Friday, November 23, 2007

Happy Thanksgiving, or Dark Days Eat Local Challenge: Week 6

For Thanksgiving this year we managed to pull an almost totally local, nearly zero mile meal—if it weren't for the lousy potato harvest this year, we would've done it. As it was, however, dinner was pretty magnificent. I made two heritage turkeys this year, one for dinner and one for leftovers. (Remember that gluttony post?) This one is a 17lb Narragansett tom, and the other was an 11 lb Royal Palm hen, both of which I brined for about 36 hours.
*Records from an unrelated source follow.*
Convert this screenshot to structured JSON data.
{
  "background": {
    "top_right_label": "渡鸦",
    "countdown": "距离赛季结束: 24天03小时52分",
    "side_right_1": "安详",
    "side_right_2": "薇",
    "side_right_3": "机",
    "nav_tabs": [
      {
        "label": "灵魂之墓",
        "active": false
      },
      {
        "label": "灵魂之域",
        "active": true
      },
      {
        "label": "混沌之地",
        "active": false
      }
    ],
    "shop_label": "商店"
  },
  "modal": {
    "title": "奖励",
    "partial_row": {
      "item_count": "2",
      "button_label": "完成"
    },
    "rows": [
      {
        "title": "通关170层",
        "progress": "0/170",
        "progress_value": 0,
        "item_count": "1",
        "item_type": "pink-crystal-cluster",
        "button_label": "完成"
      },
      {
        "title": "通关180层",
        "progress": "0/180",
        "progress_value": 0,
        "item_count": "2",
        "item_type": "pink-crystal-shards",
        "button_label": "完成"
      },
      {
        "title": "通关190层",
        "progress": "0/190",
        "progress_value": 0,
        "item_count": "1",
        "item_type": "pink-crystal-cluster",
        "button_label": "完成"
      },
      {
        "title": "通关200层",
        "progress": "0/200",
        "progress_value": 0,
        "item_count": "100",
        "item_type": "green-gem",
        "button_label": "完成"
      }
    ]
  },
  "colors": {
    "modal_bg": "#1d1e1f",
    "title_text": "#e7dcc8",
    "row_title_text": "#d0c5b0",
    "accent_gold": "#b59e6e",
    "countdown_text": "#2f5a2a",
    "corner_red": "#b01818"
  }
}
The heritage birds have such incredibly long legs that they're impossible to truss in the bird, and they hang over my largest roasting pan. Next year, I'll have some twine on hand at least.

For the stuffing, I made two loaves of country white bread (made with half whole wheat pastry flour), diced them into cubes and tossed them with several garden herbs—rosemary, thyme, oregano and Italian parsley—and crisped them in the oven for about an hour and let set out overnight. Thursday morning I browned our last package of sausage that I'd been saving together with green onions, garlic, and swiss chard stems, and of course fresh herbs then drenched it all with homemade turkey stock.

For sides, we enjoyed roasted butternut squash stuffed with onion and parsley; kale and chard wilted with olive oil and caramelized onions; sautéed mixed beans; our three Beauregard sweet potatoes baked with cinnamon and brown sugar; the requisite mashed potatoes and a beautiful deep brown gravy; and a lovely side salad with mixed greens, a red wine vinaigrette, onion, one of our last storage tomatoes, and crumbled gorgonzola.

For breads I made our standard ciabatta as well as mini Gruyère gougères—a small, light puff pastry. Dessert was a homemade pumpkin pie with puréed pumpkin from our freezer. I'd also planned to make apple crisp with local apples, but by the time dessert rolled around, we were all totally stuffed. So we limited ourselves to the pumpkin pie and the deserts my mother-in-law brought down, showing uncharacteristic restraint, considering we've been known to have one desert per person at the table.

Everything was homegrown or homemade. Non-local items: the flour, potatoes, olive oil, vinegar, Gorgonzola and some spices. The milk and Gruyère were both from our local creamery, and I could've had a bleu as well if I'd thought ahead.

The pièce de résistance...

1 comment:

Silvia said...

Looks yummy!